Website and app data records:
▼
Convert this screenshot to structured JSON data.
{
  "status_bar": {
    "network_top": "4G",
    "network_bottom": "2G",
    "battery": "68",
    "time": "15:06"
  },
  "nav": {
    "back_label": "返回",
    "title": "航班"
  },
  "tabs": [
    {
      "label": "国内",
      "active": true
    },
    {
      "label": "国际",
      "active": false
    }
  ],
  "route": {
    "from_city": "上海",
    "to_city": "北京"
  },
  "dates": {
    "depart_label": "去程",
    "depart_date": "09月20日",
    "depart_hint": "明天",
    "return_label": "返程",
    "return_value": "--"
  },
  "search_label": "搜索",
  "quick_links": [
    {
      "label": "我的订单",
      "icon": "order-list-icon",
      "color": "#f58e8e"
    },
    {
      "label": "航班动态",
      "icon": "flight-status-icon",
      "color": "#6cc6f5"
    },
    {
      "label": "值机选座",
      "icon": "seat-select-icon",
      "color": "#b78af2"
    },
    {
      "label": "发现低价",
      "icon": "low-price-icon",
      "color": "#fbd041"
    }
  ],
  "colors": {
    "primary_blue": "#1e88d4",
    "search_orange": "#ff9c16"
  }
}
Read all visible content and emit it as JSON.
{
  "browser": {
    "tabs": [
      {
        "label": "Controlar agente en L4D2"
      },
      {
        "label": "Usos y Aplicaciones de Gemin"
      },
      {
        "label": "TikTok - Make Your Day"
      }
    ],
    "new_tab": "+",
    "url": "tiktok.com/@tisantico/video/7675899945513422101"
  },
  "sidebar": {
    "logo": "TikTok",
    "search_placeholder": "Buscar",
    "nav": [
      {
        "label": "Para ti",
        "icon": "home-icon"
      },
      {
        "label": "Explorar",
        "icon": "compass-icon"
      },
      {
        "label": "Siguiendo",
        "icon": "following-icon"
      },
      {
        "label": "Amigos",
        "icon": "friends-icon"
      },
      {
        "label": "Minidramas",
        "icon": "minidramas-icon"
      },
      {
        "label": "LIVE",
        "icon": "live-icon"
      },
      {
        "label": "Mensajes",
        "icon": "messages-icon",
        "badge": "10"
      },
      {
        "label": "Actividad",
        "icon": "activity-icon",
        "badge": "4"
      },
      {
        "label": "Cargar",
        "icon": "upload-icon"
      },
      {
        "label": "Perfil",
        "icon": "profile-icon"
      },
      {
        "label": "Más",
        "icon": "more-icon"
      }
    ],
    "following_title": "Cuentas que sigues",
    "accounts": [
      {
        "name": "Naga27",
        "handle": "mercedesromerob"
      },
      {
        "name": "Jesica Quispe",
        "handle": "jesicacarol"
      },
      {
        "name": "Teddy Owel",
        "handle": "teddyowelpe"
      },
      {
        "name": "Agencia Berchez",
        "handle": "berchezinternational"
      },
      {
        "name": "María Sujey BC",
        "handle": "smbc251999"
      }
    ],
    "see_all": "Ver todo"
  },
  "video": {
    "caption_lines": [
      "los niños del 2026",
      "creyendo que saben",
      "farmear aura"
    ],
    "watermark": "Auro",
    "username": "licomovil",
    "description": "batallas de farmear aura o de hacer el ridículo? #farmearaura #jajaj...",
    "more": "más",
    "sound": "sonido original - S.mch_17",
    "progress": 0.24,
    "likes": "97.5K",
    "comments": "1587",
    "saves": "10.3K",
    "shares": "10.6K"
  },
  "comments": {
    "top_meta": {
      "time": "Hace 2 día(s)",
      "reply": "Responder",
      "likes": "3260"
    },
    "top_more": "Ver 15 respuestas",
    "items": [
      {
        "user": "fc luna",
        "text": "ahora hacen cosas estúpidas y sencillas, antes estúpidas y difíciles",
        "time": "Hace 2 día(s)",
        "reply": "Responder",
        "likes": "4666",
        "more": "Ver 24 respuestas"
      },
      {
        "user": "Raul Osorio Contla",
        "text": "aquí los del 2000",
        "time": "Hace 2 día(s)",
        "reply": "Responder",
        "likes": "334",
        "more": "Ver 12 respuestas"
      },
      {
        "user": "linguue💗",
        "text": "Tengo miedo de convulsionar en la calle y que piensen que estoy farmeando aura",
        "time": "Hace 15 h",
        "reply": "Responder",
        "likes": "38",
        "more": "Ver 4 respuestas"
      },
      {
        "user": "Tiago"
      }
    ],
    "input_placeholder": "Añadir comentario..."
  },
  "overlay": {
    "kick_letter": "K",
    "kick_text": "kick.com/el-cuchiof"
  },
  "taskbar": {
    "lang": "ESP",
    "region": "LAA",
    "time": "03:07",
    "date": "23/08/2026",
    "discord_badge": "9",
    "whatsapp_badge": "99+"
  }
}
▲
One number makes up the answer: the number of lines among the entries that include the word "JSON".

2